Javid said in a BBC interview however that he did not think the UK would “ever look at” mandating vaccines for the general population, stating that vaccine hesitancy was low in the country.
A spokesperson for the Swedish health minister told Euronews the government does not plan to introduce compulsory vaccination.
“Keeping vaccinations voluntary, building trust and helping citizens make informed decisions, has proved to be successful in reaching high vaccination rates in Sweden,” the spokesperson said.
From December 1, Sweden imposed a COVID-19 pass for entry to public indoor events with more than 100 people.
The pass attests that the holder has been fully vaccinated, tested negative for the virus, or recovered from the disease.
Vaccination is required in Hungary for health workers, state school teachers and people working in state institutions.
Private companies are allowed to decide whether workers must be vaccinated or not.
Hungarian officials, including Prime Minister Viktor Orban, have urged citizens to get vaccinated as soon as possible.
Prime Minister Mette Frederiksen said on Wednesday that they “would very much like it to be the individual who makes the decision”.
Denmark has issued a COVID-19 pass requiring vaccination, recovery from the virus, or a negative test to access much of public life including restaurants, cinemas and hairdressers.
Switzerland’s government states that “legally, a general obligation for the population to be vaccinated is excluded”.
“Transparent and understandable information should allow each person to make their decision freely,” the public health office says.
The government or local cantons can however impose vaccination on “vulnerable groups of people and for certain people, under very strict conditions.” However, no one can be “forced” to get vaccinated.
The Swiss recently voted in favour of COVID-19 measures, including maintaining the use of health passes to access public life, in a referendum.
Latvia has measures in place that restrict people who are unvaccinated.
From 15 December, workers must present a COVID-19 vaccination or recovery certificate. In state institutions, this applies to people who work remotely as well.
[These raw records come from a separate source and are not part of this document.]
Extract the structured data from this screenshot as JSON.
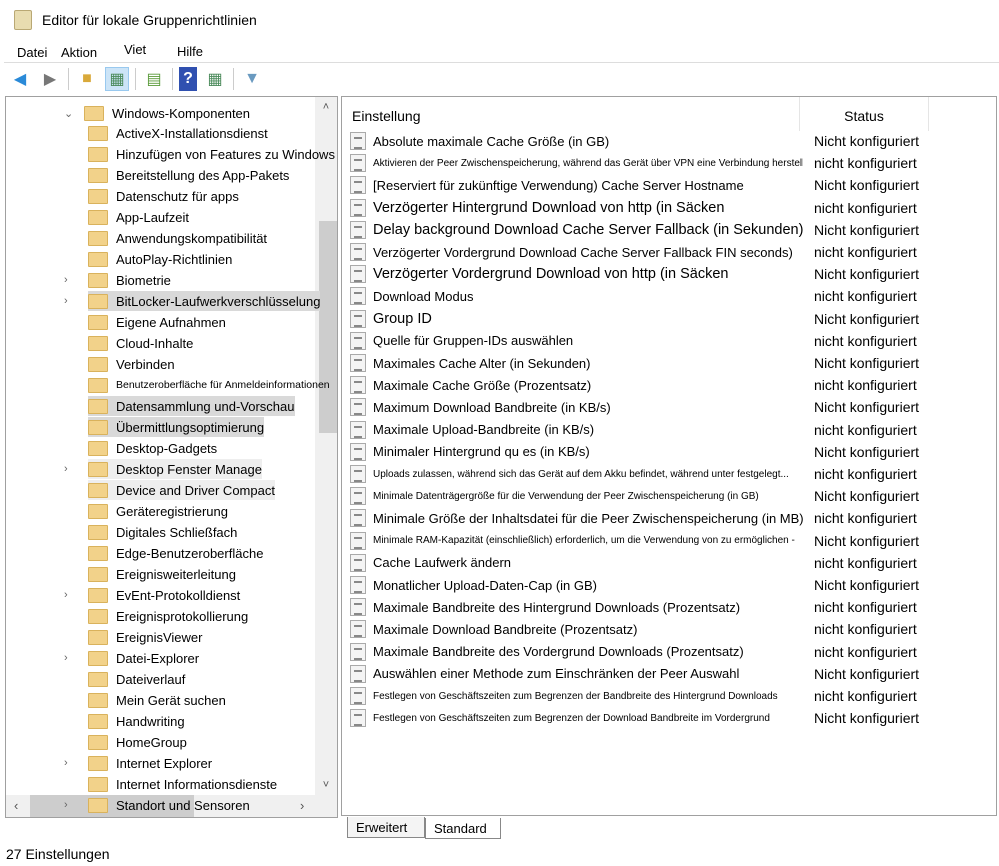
{
  "window": {
    "title": "Editor für lokale Gruppenrichtlinien"
  },
  "menu": [
    "Datei",
    "Aktion",
    "Viet",
    "Hilfe"
  ],
  "toolbar": [
    "back-arrow-icon",
    "forward-arrow-icon",
    "up-folder-icon",
    "show-hide-tree-icon",
    "export-list-icon",
    "help-icon",
    "action-pane-icon",
    "filter-icon"
  ],
  "tree": {
    "root": "Windows-Komponenten",
    "items": [
      {
        "label": "ActiveX-Installationsdienst"
      },
      {
        "label": "Hinzufügen von Features zu Windows"
      },
      {
        "label": "Bereitstellung des App-Pakets"
      },
      {
        "label": "Datenschutz für apps"
      },
      {
        "label": "App-Laufzeit"
      },
      {
        "label": "Anwendungskompatibilität"
      },
      {
        "label": "AutoPlay-Richtlinien"
      },
      {
        "label": "Biometrie",
        "expandable": true
      },
      {
        "label": "BitLocker-Laufwerkverschlüsselung",
        "expandable": true,
        "highlight": true
      },
      {
        "label": "Eigene Aufnahmen"
      },
      {
        "label": "Cloud-Inhalte"
      },
      {
        "label": "Verbinden"
      },
      {
        "label": "Benutzeroberfläche für Anmeldeinformationen",
        "small": true
      },
      {
        "label": "Datensammlung und-Vorschau",
        "highlight": true
      },
      {
        "label": "Übermittlungsoptimierung",
        "highlight": true,
        "selected": true
      },
      {
        "label": "Desktop-Gadgets"
      },
      {
        "label": "Desktop Fenster Manage",
        "expandable": true,
        "light": true
      },
      {
        "label": "Device and Driver Compact",
        "light": true
      },
      {
        "label": "Geräteregistrierung"
      },
      {
        "label": "Digitales Schließfach"
      },
      {
        "label": "Edge-Benutzeroberfläche"
      },
      {
        "label": "Ereignisweiterleitung"
      },
      {
        "label": "EvEnt-Protokolldienst",
        "expandable": true
      },
      {
        "label": "Ereignisprotokollierung"
      },
      {
        "label": "EreignisViewer"
      },
      {
        "label": "Datei-Explorer",
        "expandable": true
      },
      {
        "label": "Dateiverlauf"
      },
      {
        "label": "Mein Gerät suchen"
      },
      {
        "label": "Handwriting"
      },
      {
        "label": "HomeGroup"
      },
      {
        "label": "Internet Explorer",
        "expandable": true
      },
      {
        "label": "Internet Informationsdienste"
      },
      {
        "label": "Standort und Sensoren",
        "expandable": true
      }
    ]
  },
  "list": {
    "headers": {
      "setting": "Einstellung",
      "status": "Status"
    },
    "rows": [
      {
        "name": "Absolute maximale Cache Größe (in GB)",
        "status": "Nicht konfiguriert"
      },
      {
        "name": "Aktivieren der Peer Zwischenspeicherung, während das Gerät über VPN eine Verbindung herstellt",
        "status": "nicht konfiguriert",
        "small": true
      },
      {
        "name": "[Reserviert für zukünftige Verwendung) Cache Server Hostname",
        "status": "Nicht konfiguriert"
      },
      {
        "name": "Verzögerter Hintergrund Download von http (in Säcken",
        "status": "nicht konfiguriert",
        "big": true
      },
      {
        "name": "Delay background Download Cache Server Fallback (in Sekunden)",
        "status": "Nicht konfiguriert",
        "big": true
      },
      {
        "name": "Verzögerter Vordergrund Download Cache Server Fallback FIN seconds)",
        "status": "nicht konfiguriert"
      },
      {
        "name": "Verzögerter Vordergrund Download von http (in Säcken",
        "status": "Nicht konfiguriert",
        "big": true
      },
      {
        "name": "Download Modus",
        "status": "nicht konfiguriert"
      },
      {
        "name": "Group ID",
        "status": "Nicht konfiguriert",
        "big": true
      },
      {
        "name": "Quelle für Gruppen-IDs auswählen",
        "status": "nicht konfiguriert"
      },
      {
        "name": "Maximales Cache Alter (in Sekunden)",
        "status": "Nicht konfiguriert"
      },
      {
        "name": "Maximale Cache Größe (Prozentsatz)",
        "status": "nicht konfiguriert"
      },
      {
        "name": "Maximum Download Bandbreite (in KB/s)",
        "status": "Nicht konfiguriert"
      },
      {
        "name": "Maximale Upload-Bandbreite (in KB/s)",
        "status": "nicht konfiguriert"
      },
      {
        "name": "Minimaler Hintergrund qu es (in KB/s)",
        "status": "Nicht konfiguriert"
      },
      {
        "name": "Uploads zulassen, während sich das Gerät auf dem Akku befindet, während unter festgelegt...",
        "status": "nicht konfiguriert",
        "small": true
      },
      {
        "name": "Minimale Datenträgergröße für die Verwendung der Peer Zwischenspeicherung (in GB)",
        "status": "Nicht konfiguriert",
        "small": true
      },
      {
        "name": "Minimale Größe der Inhaltsdatei für die Peer Zwischenspeicherung (in MB)",
        "status": "nicht konfiguriert"
      },
      {
        "name": "Minimale RAM-Kapazität (einschließlich) erforderlich, um die Verwendung von zu ermöglichen -",
        "status": "Nicht konfiguriert",
        "small": true
      },
      {
        "name": "Cache Laufwerk ändern",
        "status": "nicht konfiguriert"
      },
      {
        "name": "Monatlicher Upload-Daten-Cap (in GB)",
        "status": "Nicht konfiguriert"
      },
      {
        "name": "Maximale Bandbreite des Hintergrund Downloads (Prozentsatz)",
        "status": "nicht konfiguriert"
      },
      {
        "name": "Maximale Download Bandbreite (Prozentsatz)",
        "status": "nicht konfiguriert"
      },
      {
        "name": "Maximale Bandbreite des Vordergrund Downloads (Prozentsatz)",
        "status": "nicht konfiguriert"
      },
      {
        "name": "Auswählen einer Methode zum Einschränken der Peer Auswahl",
        "status": "Nicht konfiguriert"
      },
      {
        "name": "Festlegen von Geschäftszeiten zum Begrenzen der Bandbreite des Hintergrund Downloads",
        "status": "nicht konfiguriert",
        "small": true
      },
      {
        "name": "Festlegen von Geschäftszeiten zum Begrenzen der Download Bandbreite im Vordergrund",
        "status": "Nicht konfiguriert",
        "small": true
      }
    ]
  },
  "tabs": [
    "Erweitert",
    "Standard"
  ],
  "statusbar": {
    "count": "27",
    "label": "Einstellungen"
  }
}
A COVID-19 pass, proving vaccination or recovery from the virus, is also required to access retail stores, cultural events and restaurants.